* _YOUR ASSIGNMENT_: Lift out all lines below that contain "package".

------

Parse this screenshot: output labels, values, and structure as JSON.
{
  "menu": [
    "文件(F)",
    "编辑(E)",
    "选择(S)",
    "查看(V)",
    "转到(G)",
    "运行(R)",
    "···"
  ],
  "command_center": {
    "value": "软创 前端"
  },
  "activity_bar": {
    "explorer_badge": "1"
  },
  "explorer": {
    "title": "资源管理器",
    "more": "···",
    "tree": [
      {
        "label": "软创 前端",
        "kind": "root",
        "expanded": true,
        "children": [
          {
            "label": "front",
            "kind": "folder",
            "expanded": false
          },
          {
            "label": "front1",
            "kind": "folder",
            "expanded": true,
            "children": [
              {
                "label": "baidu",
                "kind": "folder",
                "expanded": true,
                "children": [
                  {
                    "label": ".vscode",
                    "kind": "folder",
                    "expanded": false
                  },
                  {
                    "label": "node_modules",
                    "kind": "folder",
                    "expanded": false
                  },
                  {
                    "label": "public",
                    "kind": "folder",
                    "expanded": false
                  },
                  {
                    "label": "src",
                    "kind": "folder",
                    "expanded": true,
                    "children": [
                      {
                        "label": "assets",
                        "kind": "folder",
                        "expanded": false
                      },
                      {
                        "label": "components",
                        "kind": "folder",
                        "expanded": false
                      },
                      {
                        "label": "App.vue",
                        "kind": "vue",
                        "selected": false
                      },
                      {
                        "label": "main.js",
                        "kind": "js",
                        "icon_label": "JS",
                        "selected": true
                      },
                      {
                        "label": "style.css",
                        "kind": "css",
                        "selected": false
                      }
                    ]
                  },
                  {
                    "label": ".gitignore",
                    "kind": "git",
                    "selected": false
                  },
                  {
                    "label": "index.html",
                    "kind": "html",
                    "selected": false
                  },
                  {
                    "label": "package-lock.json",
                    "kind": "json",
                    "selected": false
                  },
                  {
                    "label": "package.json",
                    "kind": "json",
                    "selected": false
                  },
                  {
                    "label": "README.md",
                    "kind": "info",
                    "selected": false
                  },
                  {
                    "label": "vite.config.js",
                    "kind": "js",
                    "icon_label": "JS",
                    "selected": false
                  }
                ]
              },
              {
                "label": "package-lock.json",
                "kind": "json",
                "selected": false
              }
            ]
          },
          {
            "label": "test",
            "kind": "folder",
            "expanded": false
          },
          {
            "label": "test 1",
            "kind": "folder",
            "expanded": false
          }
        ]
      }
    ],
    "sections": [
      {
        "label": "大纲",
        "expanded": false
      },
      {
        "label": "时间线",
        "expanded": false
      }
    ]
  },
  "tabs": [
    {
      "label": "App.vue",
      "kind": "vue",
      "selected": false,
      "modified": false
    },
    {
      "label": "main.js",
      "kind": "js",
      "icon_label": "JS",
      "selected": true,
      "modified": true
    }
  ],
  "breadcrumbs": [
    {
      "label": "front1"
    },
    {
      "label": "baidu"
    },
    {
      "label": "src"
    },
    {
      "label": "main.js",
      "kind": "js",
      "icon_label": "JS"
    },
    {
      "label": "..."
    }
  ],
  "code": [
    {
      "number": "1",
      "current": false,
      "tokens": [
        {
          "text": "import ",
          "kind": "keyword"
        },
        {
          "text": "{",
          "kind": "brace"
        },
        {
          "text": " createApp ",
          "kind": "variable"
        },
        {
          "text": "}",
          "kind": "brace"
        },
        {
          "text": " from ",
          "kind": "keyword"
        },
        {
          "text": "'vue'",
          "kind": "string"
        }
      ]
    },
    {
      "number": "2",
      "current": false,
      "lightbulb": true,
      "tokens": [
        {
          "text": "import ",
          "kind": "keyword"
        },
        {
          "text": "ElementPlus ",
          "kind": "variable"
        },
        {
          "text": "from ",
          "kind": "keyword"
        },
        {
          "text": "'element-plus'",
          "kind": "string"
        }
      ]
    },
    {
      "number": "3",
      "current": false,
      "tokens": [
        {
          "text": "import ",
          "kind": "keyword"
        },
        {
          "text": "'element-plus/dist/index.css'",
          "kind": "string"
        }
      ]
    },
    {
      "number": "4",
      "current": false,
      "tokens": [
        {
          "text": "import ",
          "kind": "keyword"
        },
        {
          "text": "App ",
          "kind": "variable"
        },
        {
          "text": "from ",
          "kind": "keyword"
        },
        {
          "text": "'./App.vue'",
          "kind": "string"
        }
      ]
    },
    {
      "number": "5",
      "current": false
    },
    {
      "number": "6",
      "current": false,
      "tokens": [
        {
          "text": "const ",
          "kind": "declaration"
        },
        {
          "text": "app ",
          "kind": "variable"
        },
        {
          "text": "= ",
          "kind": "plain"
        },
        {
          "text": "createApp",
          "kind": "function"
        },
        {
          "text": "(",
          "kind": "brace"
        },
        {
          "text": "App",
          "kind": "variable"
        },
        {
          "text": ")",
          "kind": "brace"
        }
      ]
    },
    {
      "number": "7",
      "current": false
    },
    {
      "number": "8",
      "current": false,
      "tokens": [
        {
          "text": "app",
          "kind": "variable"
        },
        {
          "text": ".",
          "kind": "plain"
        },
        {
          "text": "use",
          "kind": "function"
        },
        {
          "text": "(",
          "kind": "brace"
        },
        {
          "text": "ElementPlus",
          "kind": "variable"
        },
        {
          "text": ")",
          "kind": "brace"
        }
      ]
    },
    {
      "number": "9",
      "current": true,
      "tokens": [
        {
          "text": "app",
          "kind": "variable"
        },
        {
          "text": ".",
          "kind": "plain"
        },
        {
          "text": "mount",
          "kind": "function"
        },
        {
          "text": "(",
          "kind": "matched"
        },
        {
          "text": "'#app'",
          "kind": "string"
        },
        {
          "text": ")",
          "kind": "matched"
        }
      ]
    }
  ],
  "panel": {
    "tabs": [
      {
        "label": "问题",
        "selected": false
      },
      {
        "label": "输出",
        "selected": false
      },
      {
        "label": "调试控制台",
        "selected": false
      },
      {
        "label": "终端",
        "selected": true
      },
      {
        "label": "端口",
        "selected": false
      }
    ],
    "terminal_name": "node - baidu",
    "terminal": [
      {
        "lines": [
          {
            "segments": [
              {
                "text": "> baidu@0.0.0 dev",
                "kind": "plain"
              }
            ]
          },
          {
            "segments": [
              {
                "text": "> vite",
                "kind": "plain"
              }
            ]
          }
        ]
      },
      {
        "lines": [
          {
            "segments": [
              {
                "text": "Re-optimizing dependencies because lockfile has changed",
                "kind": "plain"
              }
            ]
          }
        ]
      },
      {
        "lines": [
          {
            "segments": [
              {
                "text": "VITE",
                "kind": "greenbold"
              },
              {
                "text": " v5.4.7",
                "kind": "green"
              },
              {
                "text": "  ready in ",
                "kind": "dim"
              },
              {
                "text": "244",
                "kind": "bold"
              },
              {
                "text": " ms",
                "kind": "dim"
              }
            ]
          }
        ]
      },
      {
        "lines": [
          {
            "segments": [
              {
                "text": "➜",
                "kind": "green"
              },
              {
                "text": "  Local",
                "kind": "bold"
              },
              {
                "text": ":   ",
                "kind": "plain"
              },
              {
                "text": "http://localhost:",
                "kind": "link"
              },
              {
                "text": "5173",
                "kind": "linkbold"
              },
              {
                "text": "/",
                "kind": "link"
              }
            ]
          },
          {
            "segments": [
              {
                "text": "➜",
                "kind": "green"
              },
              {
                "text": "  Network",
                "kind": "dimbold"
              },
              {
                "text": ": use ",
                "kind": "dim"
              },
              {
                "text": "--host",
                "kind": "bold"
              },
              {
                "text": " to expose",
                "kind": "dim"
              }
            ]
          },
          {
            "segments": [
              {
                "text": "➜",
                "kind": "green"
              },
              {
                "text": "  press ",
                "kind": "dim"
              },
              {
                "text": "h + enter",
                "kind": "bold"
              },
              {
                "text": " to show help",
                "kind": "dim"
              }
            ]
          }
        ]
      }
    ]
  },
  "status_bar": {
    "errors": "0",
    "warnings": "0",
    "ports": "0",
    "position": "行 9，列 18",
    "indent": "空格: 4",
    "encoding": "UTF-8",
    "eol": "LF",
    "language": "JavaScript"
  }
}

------

* _SOLUTION_:
                    "label": "package-lock.json",
                    "label": "package.json",
                "label": "package-lock.json",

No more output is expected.